The Centre for the Study of Violence and Reconciliation (CSVR) was initially launched in January 1989 under the name of the Project for the Study of Violence. The CSVR has since expanded to become a multi-disciplinary centre, engaging the services of sociologists, psychologists, criminologists, social workers, lawyers, educationalists, historians, etc. - all under one roof. The Centre currently has over 30 full-time employees, and accommodates a number of additional contract workers, interns and volunteers.
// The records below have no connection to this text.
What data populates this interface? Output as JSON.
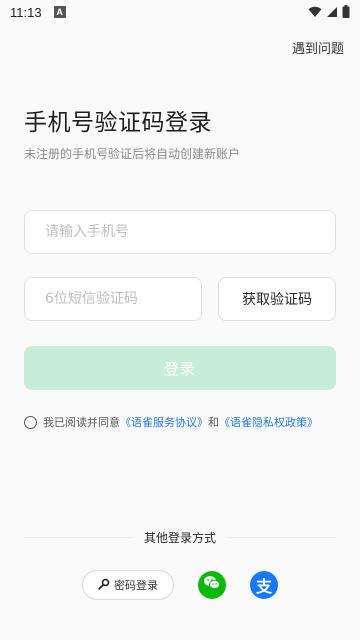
{
  "status_bar": {
    "time": "11:13",
    "notification_glyph": "A",
    "icons": [
      "wifi-icon",
      "signal-icon",
      "battery-icon"
    ]
  },
  "header": {
    "help_link": "遇到问题"
  },
  "login": {
    "title": "手机号验证码登录",
    "subtitle": "未注册的手机号验证后将自动创建新账户",
    "phone_placeholder": "请输入手机号",
    "phone_value": "",
    "code_placeholder": "6位短信验证码",
    "code_value": "",
    "get_code_label": "获取验证码",
    "login_label": "登录"
  },
  "agreement": {
    "prefix": "我已阅读并同意",
    "service_link": "《语雀服务协议》",
    "conjunction": "和",
    "privacy_link": "《语雀隐私权政策》",
    "checked": false
  },
  "other_login": {
    "heading": "其他登录方式",
    "password_label": "密码登录",
    "password_icon": "key-icon",
    "wechat_icon": "wechat-icon",
    "alipay_icon": "alipay-icon",
    "alipay_glyph": "支"
  },
  "colors": {
    "accent_disabled": "#c7ecd7",
    "link": "#1f7bd9",
    "wechat": "#09bb07",
    "alipay": "#1677ff"
  }
}
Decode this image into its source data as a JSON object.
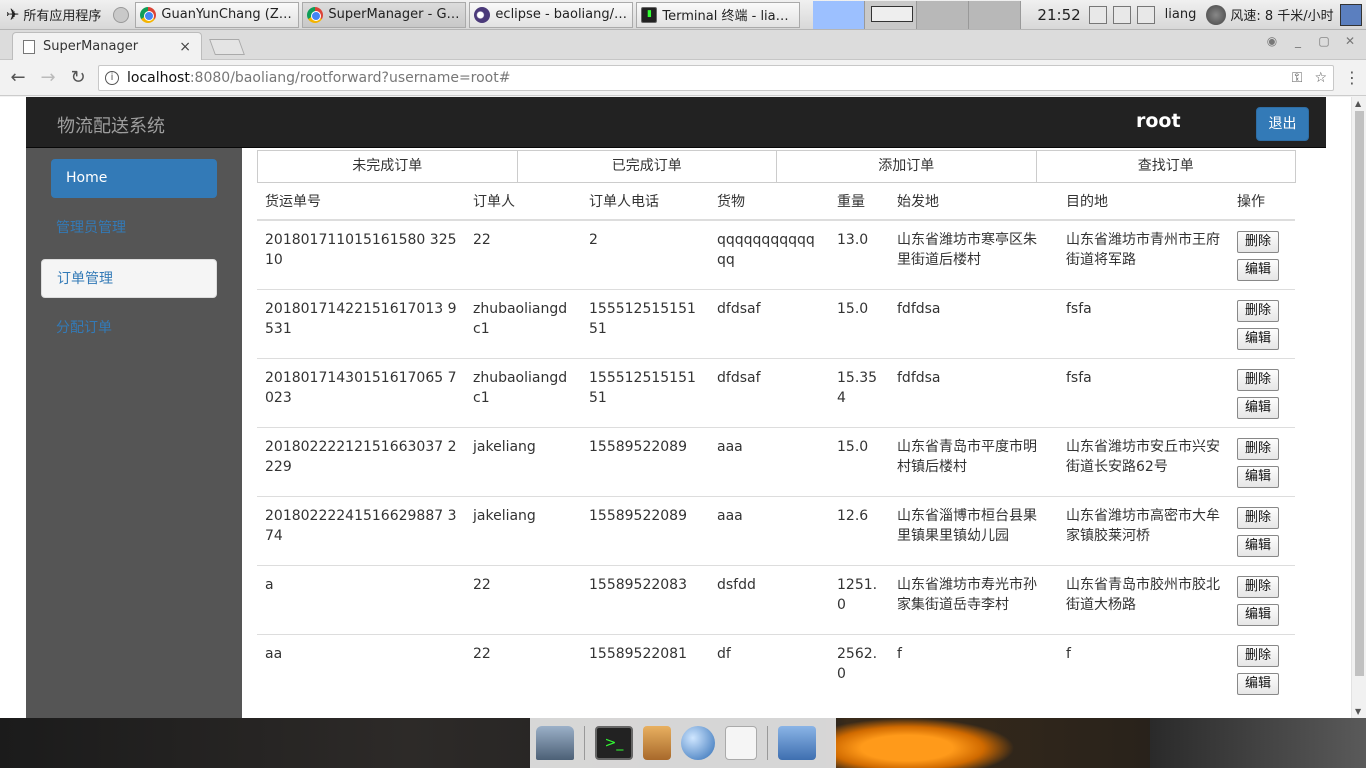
{
  "taskbar": {
    "apps_menu": "所有应用程序",
    "tasks": [
      {
        "icon": "chrome-icon",
        "label": "GuanYunChang (ZhuB…"
      },
      {
        "icon": "chrome-icon",
        "label": "SuperManager - Goog…"
      },
      {
        "icon": "eclipse-icon",
        "label": "eclipse - baoliang/src…"
      },
      {
        "icon": "terminal-icon",
        "label": "Terminal 终端 - liang…"
      }
    ],
    "clock": "21:52",
    "user": "liang",
    "weather": "风速: 8 千米/小时"
  },
  "browser": {
    "tab_title": "SuperManager",
    "tab_close": "×",
    "url_host": "localhost",
    "url_rest": ":8080/baoliang/rootforward?username=root#",
    "window_buttons": [
      "_",
      "▢",
      "✕"
    ]
  },
  "site": {
    "brand": "物流配送系统",
    "username": "root",
    "logout": "退出",
    "sidebar": [
      "Home",
      "管理员管理",
      "订单管理",
      "分配订单"
    ],
    "tabs": [
      "未完成订单",
      "已完成订单",
      "添加订单",
      "查找订单"
    ],
    "columns": [
      "货运单号",
      "订单人",
      "订单人电话",
      "货物",
      "重量",
      "始发地",
      "目的地",
      "操作"
    ],
    "delete_label": "删除",
    "edit_label": "编辑",
    "rows": [
      {
        "id": "201801711015161580 32510",
        "name": "22",
        "phone": "2",
        "goods": "qqqqqqqqqqqqq",
        "weight": "13.0",
        "from": "山东省潍坊市寒亭区朱里街道后楼村",
        "to": "山东省潍坊市青州市王府街道将军路"
      },
      {
        "id": "20180171422151617013 9531",
        "name": "zhubaoliangdc1",
        "phone": "15551251515151",
        "goods": "dfdsaf",
        "weight": "15.0",
        "from": "fdfdsa",
        "to": "fsfa"
      },
      {
        "id": "20180171430151617065 7023",
        "name": "zhubaoliangdc1",
        "phone": "15551251515151",
        "goods": "dfdsaf",
        "weight": "15.354",
        "from": "fdfdsa",
        "to": "fsfa"
      },
      {
        "id": "20180222212151663037 2229",
        "name": "jakeliang",
        "phone": "15589522089",
        "goods": "aaa",
        "weight": "15.0",
        "from": "山东省青岛市平度市明村镇后楼村",
        "to": "山东省潍坊市安丘市兴安街道长安路62号"
      },
      {
        "id": "20180222241516629887 374",
        "name": "jakeliang",
        "phone": "15589522089",
        "goods": "aaa",
        "weight": "12.6",
        "from": "山东省淄博市桓台县果里镇果里镇幼儿园",
        "to": "山东省潍坊市高密市大牟家镇胶莱河桥"
      },
      {
        "id": "a",
        "name": "22",
        "phone": "15589522083",
        "goods": "dsfdd",
        "weight": "1251.0",
        "from": "山东省潍坊市寿光市孙家集街道岳寺李村",
        "to": "山东省青岛市胶州市胶北街道大杨路"
      },
      {
        "id": "aa",
        "name": "22",
        "phone": "15589522081",
        "goods": "df",
        "weight": "2562.0",
        "from": "f",
        "to": "f"
      }
    ]
  }
}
The CSVR is a multi-disciplinary institute concerned with policy formation, implementation, service delivery, education and training, as well as providing consultancy services. Although the Centre functions with many different departments as outlined here, its strength lies in being able to harness the different skills and expertise from the different departments into delivering a comprehensive and integrated service to communities, organisations and institutions. The CSVR also offers direct psychosocial support services to individual torture survivors at its offices in Braamfontein. As such, CSVR is unique in its ability to integrate the fields of violence prevention, peacebuilding and reconciliation, and in its ability to house many different forms of intervention.
The Centre's spheres of expertise relate to a wide range of forms of violence and conflict, including collective and inter-personal, political and criminal, state and social violence. The Centre focuses on violence that is generated during democratisation and looks at conflict which results from the reconstruction and development of impoverished communities.